- _What is expected_
From the first record below to the last, retype each one exactly.
[[ Records shown open ]]
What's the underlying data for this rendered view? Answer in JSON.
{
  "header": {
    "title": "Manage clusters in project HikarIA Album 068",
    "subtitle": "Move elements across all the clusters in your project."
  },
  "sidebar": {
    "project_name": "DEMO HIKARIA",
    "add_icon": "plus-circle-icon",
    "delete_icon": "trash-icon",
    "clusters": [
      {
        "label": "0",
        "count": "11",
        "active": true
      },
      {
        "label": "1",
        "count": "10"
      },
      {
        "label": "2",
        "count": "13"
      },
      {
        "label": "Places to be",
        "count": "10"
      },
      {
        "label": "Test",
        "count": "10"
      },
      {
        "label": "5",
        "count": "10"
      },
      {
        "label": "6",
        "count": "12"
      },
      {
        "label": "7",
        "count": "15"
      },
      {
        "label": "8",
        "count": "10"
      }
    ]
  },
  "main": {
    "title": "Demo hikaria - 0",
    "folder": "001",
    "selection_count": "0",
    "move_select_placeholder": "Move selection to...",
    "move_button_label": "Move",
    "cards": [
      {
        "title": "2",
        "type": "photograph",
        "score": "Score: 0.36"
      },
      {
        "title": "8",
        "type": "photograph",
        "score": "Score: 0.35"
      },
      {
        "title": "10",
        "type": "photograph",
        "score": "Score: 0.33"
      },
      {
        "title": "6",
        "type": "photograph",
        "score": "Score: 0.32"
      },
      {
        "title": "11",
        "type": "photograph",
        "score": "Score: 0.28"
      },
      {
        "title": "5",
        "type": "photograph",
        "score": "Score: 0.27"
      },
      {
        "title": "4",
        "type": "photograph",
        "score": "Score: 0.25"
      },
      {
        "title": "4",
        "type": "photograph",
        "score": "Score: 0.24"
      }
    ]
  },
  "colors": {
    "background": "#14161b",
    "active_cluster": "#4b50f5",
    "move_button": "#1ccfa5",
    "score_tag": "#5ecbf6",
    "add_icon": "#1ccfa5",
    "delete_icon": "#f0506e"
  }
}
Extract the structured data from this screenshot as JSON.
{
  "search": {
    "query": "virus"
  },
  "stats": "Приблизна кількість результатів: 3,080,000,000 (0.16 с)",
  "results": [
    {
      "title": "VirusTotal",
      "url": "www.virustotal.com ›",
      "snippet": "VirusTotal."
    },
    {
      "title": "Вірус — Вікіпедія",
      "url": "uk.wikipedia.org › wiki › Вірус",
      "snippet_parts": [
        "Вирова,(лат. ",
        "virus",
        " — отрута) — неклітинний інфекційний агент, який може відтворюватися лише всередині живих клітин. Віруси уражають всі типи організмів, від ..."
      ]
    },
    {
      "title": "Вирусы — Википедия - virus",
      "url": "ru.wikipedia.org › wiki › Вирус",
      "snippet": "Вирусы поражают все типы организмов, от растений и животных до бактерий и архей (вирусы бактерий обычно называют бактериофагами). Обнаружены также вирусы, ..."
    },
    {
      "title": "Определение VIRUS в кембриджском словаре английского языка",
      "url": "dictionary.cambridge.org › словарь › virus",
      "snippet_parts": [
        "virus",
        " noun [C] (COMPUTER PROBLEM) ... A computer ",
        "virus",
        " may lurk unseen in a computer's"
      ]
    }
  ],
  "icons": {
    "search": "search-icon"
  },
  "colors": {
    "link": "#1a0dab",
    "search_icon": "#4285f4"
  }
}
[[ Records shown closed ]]
- _Exercise result_
What's the underlying data for this rendered view? Answer in JSON.
{
  "header": {
    "title": "Manage clusters in project HikarIA Album 068",
    "subtitle": "Move elements across all the clusters in your project."
  },
  "sidebar": {
    "project_name": "DEMO HIKARIA",
    "add_icon": "plus-circle-icon",
    "delete_icon": "trash-icon",
    "clusters": [
      {
        "label": "0",
        "count": "11",
        "active": true
      },
      {
        "label": "1",
        "count": "10"
      },
      {
        "label": "2",
        "count": "13"
      },
      {
        "label": "Places to be",
        "count": "10"
      },
      {
        "label": "Test",
        "count": "10"
      },
      {
        "label": "5",
        "count": "10"
      },
      {
        "label": "6",
        "count": "12"
      },
      {
        "label": "7",
        "count": "15"
      },
      {
        "label": "8",
        "count": "10"
      }
    ]
  },
  "main": {
    "title": "Demo hikaria - 0",
    "folder": "001",
    "selection_count": "0",
    "move_select_placeholder": "Move selection to...",
    "move_button_label": "Move",
    "cards": [
      {
        "title": "2",
        "type": "photograph",
        "score": "Score: 0.36"
      },
      {
        "title": "8",
        "type": "photograph",
        "score": "Score: 0.35"
      },
      {
        "title": "10",
        "type": "photograph",
        "score": "Score: 0.33"
      },
      {
        "title": "6",
        "type": "photograph",
        "score": "Score: 0.32"
      },
      {
        "title": "11",
        "type": "photograph",
        "score": "Score: 0.28"
      },
      {
        "title": "5",
        "type": "photograph",
        "score": "Score: 0.27"
      },
      {
        "title": "4",
        "type": "photograph",
        "score": "Score: 0.25"
      },
      {
        "title": "4",
        "type": "photograph",
        "score": "Score: 0.24"
      }
    ]
  },
  "colors": {
    "background": "#14161b",
    "active_cluster": "#4b50f5",
    "move_button": "#1ccfa5",
    "score_tag": "#5ecbf6",
    "add_icon": "#1ccfa5",
    "delete_icon": "#f0506e"
  }
}
Extract the structured data from this screenshot as JSON.
{
  "search": {
    "query": "virus"
  },
  "stats": "Приблизна кількість результатів: 3,080,000,000 (0.16 с)",
  "results": [
    {
      "title": "VirusTotal",
      "url": "www.virustotal.com ›",
      "snippet": "VirusTotal."
    },
    {
      "title": "Вірус — Вікіпедія",
      "url": "uk.wikipedia.org › wiki › Вірус",
      "snippet_parts": [
        "Вирова,(лат. ",
        "virus",
        " — отрута) — неклітинний інфекційний агент, який може відтворюватися лише всередині живих клітин. Віруси уражають всі типи організмів, від ..."
      ]
    },
    {
      "title": "Вирусы — Википедия - virus",
      "url": "ru.wikipedia.org › wiki › Вирус",
      "snippet": "Вирусы поражают все типы организмов, от растений и животных до бактерий и архей (вирусы бактерий обычно называют бактериофагами). Обнаружены также вирусы, ..."
    },
    {
      "title": "Определение VIRUS в кембриджском словаре английского языка",
      "url": "dictionary.cambridge.org › словарь › virus",
      "snippet_parts": [
        "virus",
        " noun [C] (COMPUTER PROBLEM) ... A computer ",
        "virus",
        " may lurk unseen in a computer's"
      ]
    }
  ],
  "icons": {
    "search": "search-icon"
  },
  "colors": {
    "link": "#1a0dab",
    "search_icon": "#4285f4"
  }
}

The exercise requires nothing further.